* Exercise prompt:
Look through the listing below and report how many lines contain "lhproperty", as a bare number.

★ ★ ★ ★ ★ ★ ★

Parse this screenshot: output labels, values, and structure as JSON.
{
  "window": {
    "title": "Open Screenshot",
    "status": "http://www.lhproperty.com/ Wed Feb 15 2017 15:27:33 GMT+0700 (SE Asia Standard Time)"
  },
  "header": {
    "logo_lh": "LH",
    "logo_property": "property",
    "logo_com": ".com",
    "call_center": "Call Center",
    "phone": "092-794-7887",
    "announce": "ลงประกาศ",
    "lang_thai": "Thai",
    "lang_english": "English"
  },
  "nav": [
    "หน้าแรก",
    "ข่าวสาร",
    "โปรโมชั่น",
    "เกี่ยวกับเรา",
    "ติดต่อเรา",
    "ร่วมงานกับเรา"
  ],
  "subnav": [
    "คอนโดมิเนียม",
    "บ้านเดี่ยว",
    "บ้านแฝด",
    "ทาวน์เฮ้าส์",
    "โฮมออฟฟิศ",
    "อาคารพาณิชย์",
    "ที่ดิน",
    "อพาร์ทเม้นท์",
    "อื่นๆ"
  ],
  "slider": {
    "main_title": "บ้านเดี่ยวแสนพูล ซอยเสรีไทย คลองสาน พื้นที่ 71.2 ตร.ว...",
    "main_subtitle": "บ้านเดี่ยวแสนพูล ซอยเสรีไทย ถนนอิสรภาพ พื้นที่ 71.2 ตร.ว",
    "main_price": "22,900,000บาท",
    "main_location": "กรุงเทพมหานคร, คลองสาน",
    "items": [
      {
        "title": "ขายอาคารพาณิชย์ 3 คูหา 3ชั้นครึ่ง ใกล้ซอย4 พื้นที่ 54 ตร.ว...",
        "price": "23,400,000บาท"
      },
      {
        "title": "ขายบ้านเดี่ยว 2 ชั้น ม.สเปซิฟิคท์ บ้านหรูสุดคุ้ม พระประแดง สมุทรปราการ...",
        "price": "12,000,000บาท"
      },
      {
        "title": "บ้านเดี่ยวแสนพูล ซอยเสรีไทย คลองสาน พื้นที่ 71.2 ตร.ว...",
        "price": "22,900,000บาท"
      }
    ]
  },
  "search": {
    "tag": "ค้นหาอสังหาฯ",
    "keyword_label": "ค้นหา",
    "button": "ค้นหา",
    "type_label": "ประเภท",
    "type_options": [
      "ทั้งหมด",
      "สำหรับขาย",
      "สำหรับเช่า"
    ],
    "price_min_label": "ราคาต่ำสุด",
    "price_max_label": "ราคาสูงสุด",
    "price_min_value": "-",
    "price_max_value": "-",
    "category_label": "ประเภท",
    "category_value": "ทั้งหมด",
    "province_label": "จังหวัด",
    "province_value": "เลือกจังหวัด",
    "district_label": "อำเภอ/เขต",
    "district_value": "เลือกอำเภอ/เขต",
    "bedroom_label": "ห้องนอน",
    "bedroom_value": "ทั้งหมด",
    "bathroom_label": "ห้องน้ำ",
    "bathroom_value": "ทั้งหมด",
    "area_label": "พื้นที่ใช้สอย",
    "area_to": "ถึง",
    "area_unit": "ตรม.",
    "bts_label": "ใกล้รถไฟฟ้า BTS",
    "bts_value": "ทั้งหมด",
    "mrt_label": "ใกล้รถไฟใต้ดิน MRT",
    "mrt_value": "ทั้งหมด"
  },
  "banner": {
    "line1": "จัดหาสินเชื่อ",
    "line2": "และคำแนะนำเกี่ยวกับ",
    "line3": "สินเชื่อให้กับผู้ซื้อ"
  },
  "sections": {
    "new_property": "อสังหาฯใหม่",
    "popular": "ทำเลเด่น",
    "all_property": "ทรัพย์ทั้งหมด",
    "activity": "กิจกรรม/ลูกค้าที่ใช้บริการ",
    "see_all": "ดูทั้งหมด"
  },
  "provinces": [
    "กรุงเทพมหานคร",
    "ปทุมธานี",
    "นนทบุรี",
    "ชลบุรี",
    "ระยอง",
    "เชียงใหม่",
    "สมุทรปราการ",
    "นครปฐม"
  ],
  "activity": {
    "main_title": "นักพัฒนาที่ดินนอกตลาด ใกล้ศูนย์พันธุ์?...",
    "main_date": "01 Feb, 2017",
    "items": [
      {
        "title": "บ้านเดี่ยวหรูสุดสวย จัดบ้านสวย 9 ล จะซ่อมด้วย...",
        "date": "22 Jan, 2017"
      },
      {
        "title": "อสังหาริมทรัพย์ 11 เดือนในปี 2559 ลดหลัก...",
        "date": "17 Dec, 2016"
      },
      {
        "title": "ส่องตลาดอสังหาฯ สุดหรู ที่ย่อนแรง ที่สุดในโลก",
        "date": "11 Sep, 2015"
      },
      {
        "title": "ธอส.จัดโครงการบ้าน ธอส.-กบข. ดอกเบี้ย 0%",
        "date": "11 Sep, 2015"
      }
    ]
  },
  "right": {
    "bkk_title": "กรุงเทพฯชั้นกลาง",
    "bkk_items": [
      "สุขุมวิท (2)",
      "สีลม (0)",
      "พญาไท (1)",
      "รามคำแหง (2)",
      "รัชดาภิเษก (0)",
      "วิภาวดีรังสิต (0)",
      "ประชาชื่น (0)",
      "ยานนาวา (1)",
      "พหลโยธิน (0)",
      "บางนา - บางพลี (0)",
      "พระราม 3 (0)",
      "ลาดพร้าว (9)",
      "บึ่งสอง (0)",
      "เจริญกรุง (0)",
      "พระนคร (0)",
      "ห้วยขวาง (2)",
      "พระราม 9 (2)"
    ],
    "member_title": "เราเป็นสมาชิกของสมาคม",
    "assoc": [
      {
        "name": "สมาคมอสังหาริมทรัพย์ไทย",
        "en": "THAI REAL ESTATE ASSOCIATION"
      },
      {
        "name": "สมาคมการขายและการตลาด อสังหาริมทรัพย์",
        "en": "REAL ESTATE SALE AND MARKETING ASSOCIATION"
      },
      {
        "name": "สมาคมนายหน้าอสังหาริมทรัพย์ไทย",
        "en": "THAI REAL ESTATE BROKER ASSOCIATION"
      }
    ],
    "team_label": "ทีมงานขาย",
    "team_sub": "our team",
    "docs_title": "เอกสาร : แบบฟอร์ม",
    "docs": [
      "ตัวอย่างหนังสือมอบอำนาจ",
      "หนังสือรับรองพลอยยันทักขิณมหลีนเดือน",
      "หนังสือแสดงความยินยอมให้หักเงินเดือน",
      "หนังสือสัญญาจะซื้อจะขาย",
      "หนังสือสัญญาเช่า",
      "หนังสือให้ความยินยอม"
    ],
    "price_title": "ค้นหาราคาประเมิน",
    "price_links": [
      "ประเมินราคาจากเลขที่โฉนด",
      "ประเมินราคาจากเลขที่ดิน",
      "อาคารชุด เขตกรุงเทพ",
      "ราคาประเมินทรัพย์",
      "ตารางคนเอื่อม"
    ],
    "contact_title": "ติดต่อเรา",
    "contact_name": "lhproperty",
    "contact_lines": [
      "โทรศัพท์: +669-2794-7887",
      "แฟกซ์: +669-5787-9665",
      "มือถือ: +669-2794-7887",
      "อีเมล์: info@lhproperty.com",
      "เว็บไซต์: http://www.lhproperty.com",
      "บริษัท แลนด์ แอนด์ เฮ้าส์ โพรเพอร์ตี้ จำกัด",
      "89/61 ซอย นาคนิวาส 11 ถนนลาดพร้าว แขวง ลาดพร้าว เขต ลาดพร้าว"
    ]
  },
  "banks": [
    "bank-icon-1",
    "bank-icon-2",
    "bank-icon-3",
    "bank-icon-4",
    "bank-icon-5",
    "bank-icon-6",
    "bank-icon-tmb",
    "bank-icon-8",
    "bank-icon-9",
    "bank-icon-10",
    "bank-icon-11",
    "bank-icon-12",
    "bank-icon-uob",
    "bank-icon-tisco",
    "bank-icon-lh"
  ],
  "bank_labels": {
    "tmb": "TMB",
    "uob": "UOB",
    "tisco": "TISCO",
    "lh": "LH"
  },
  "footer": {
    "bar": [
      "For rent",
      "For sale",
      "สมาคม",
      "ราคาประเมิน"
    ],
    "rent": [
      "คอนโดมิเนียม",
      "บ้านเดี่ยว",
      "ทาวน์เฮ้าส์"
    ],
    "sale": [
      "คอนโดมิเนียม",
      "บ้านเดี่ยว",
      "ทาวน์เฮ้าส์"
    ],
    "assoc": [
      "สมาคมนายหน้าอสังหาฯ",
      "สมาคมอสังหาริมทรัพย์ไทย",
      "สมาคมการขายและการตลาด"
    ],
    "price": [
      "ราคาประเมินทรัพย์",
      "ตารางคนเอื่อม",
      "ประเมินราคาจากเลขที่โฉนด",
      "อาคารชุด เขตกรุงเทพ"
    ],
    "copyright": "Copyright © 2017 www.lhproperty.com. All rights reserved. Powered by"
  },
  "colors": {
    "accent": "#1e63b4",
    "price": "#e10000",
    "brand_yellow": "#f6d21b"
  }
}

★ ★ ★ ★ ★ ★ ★

* Solved problem:
5